DIRECTIONS:
Each entry below should be written out exactly as it is, with no pictures.

___ PROVIDED DATA ___

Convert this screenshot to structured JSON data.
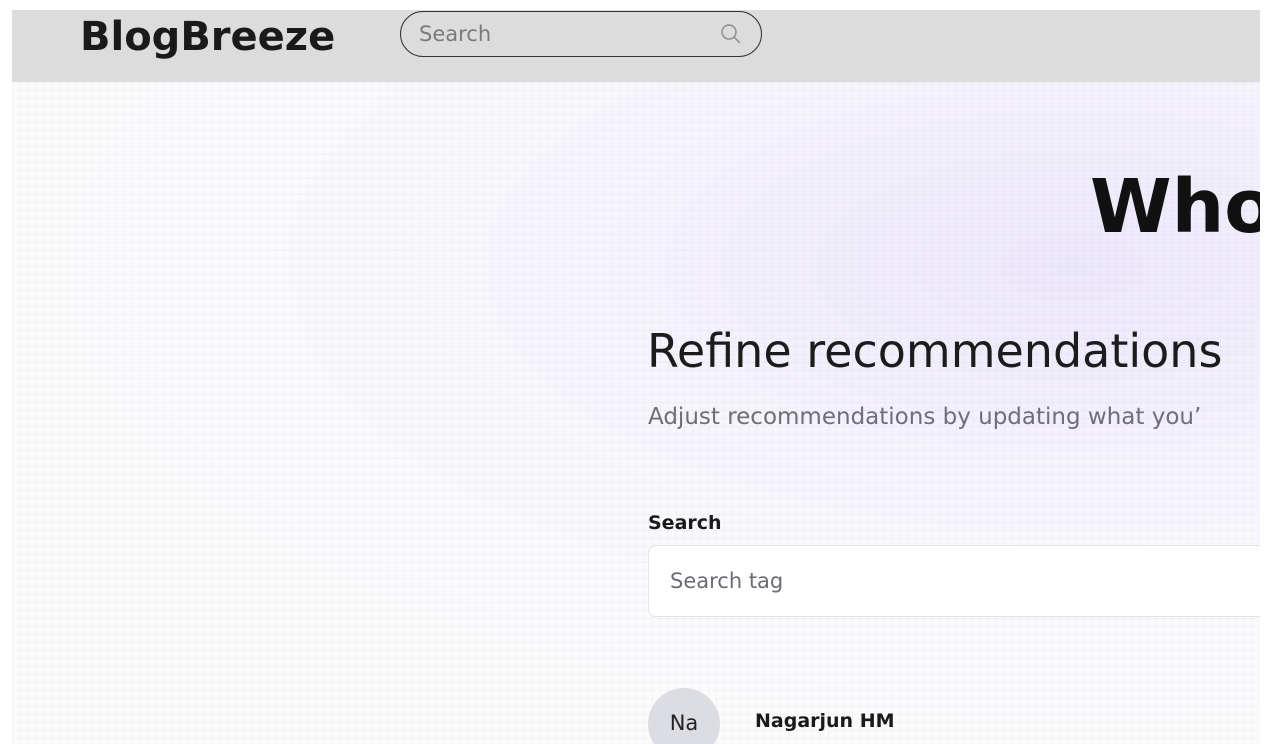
{
  "header": {
    "brand": "BlogBreeze",
    "search": {
      "placeholder": "Search",
      "value": "",
      "icon": "search-icon"
    }
  },
  "main": {
    "hero_title": "Who",
    "refine": {
      "title": "Refine recommendations",
      "subtitle": "Adjust recommendations by updating what you’"
    },
    "tag_search": {
      "label": "Search",
      "placeholder": "Search tag",
      "value": ""
    },
    "users": [
      {
        "avatar_initials": "Na",
        "name": "Nagarjun HM"
      }
    ]
  },
  "colors": {
    "header_background": "#dcdcdc",
    "page_background": "#fbfbfc",
    "avatar_background": "#dcdde2",
    "subtitle_text": "#6e6e78",
    "accent_tint": "#e0d7fa"
  }
}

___

TASK OUTPUT:
Convert this screenshot to structured JSON data.
{
  "header": {
    "brand": "BlogBreeze",
    "search": {
      "placeholder": "Search",
      "value": "",
      "icon": "search-icon"
    }
  },
  "main": {
    "hero_title": "Who",
    "refine": {
      "title": "Refine recommendations",
      "subtitle": "Adjust recommendations by updating what you’"
    },
    "tag_search": {
      "label": "Search",
      "placeholder": "Search tag",
      "value": ""
    },
    "users": [
      {
        "avatar_initials": "Na",
        "name": "Nagarjun HM"
      }
    ]
  },
  "colors": {
    "header_background": "#dcdcdc",
    "page_background": "#fbfbfc",
    "avatar_background": "#dcdde2",
    "subtitle_text": "#6e6e78",
    "accent_tint": "#e0d7fa"
  }
}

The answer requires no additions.